Britain’s Betting & Gaming Council To Introduce New Social Media Rules
February 17, 2021
In December last year the UK Culture Secretary, Oliver Downden, launched a major review of the gambling industry. Increasing concerns about the impacts of problem gambling, lack of on-line regulation and access to gambling advertising by children have highlighted the need for change. The Gambling Act 2005 is no longer considered fit for purpose in the context of the major technology-driven innovations in the industry and it is expected that new legislation will be introduced.
An extensive range of organisations and individuals are expected to engage with the review which will gather evidence until the end of March. The review will cover the following areas:
- Advertising, sponsorship and branding

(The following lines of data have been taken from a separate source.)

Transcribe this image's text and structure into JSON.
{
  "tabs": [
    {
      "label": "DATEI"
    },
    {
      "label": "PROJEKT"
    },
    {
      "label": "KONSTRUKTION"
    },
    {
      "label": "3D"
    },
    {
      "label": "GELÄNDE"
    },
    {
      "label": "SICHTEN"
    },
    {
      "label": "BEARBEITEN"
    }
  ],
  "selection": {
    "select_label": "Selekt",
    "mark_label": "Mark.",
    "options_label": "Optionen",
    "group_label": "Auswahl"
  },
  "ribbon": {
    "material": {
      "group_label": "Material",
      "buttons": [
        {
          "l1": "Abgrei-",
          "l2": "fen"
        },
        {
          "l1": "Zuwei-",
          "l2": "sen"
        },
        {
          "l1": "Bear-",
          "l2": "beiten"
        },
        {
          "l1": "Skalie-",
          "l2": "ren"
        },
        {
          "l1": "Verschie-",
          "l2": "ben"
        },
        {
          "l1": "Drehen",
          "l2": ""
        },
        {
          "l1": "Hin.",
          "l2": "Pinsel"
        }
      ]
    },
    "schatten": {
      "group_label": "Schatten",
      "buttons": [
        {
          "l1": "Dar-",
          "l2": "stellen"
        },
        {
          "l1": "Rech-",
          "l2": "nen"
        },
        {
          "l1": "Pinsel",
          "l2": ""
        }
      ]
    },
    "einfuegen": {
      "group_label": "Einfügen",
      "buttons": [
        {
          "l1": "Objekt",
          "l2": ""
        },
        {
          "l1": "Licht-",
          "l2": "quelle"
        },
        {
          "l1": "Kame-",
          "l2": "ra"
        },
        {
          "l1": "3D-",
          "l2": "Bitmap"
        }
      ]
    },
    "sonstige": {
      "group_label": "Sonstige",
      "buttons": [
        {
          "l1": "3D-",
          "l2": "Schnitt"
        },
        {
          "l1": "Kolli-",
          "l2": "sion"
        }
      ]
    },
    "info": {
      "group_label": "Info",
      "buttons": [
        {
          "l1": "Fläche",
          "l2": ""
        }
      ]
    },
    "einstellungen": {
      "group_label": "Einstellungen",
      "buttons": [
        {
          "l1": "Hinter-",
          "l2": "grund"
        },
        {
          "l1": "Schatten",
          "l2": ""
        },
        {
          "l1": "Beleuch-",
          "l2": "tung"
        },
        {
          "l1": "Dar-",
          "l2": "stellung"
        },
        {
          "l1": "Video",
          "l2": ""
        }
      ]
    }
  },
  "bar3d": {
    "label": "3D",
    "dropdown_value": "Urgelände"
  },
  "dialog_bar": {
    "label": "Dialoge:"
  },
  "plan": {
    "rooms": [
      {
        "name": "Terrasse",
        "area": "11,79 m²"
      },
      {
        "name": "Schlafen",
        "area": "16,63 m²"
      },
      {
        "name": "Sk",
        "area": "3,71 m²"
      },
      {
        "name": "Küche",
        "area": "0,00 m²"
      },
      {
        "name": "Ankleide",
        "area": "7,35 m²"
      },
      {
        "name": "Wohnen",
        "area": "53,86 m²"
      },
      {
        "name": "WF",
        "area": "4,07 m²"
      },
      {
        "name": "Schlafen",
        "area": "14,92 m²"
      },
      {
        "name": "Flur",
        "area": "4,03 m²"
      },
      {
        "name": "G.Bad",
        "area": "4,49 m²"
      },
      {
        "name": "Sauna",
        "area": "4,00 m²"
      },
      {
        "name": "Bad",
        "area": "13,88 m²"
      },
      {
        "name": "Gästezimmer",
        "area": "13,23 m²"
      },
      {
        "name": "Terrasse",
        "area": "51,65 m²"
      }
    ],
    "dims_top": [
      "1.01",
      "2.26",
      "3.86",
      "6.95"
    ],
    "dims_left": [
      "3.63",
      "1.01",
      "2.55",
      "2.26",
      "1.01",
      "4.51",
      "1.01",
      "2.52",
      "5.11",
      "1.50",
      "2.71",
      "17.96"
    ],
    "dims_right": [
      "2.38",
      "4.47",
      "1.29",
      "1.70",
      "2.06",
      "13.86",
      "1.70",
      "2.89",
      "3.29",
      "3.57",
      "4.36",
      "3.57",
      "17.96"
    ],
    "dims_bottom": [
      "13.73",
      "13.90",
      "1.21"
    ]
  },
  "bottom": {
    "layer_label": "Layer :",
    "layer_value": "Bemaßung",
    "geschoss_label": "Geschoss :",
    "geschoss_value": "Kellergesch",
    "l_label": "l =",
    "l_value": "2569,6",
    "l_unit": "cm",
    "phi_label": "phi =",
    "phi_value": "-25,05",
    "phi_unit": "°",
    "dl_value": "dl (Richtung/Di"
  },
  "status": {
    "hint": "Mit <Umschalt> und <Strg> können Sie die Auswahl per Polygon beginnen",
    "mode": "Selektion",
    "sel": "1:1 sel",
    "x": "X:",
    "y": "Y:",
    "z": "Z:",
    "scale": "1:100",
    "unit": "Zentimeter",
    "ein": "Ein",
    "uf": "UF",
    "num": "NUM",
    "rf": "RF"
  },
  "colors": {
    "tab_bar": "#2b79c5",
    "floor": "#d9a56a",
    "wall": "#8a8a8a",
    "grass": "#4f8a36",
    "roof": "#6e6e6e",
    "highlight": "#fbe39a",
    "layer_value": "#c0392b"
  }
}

- Online protection in terms of products and players
- Land-based gambling
- Redress for consumers
- Age limits and age verification procedures
- The role of the Gambling Commission
The Betting & Gaming Council (BGC), as the representative body for UK bookmakers and the wider gambling industry, is keen to engage in the review and has urged the Government to ensure that the review is “wide-ranging and evidence-led to strike the right balance between protecting the vulnerable, whilst not spoiling the enjoyment of the estimated 30 million people in the UK who enjoy a bet”.
In this context, and mindful of the increased regulation likely to result from the review, it is perhaps no surprise that the Betting & Gaming Council is actively demonstrating its social responsibility by introducing tough new social media rules this month. These new rules are additional to the Code for Socially Responsible Advertising issued last year which was primarily directed at B&GC member organisations.
The new code of conduct provides guidelines regarding gambling social media posts for Premier League and English Football League clubs. The aim is to ensure that the under-18’s are not exposed to gambling-related messages on social media. The BGC recommends that safeguards be placed on social media feeds, with a prohibition of calls to action or links to gambling sites through organic tweets. Additionally the code bans display of direct bonuses or odds on these tweets.
The BGC is also keen that the broader issue of age restrictions on social media are actively and urgently addressed, asking that Facebook and Twitter make more effort in order that gambling adverts are restricted to over-18s. This laudable objective would require a more concerted effort from the American behemoths than currently displayed, and governmental interventions on an international basis may be the only way forward to achieve it.
The wheels of government tend to turn slowly and the gambling industry is unlikely to see new legislation resulting from the review until 2022 at the earliest. The industry generates approximately £3billion annually for the government coffers and employs 100,000 people so its future success is important for the UK economy. The Betting & Gaming Council are keen that any new legislation introduced supports the development of the gambling industry; if too punitive, the risk is that gambling activity will move to unregulated forums and the aims of the current review cannot be met.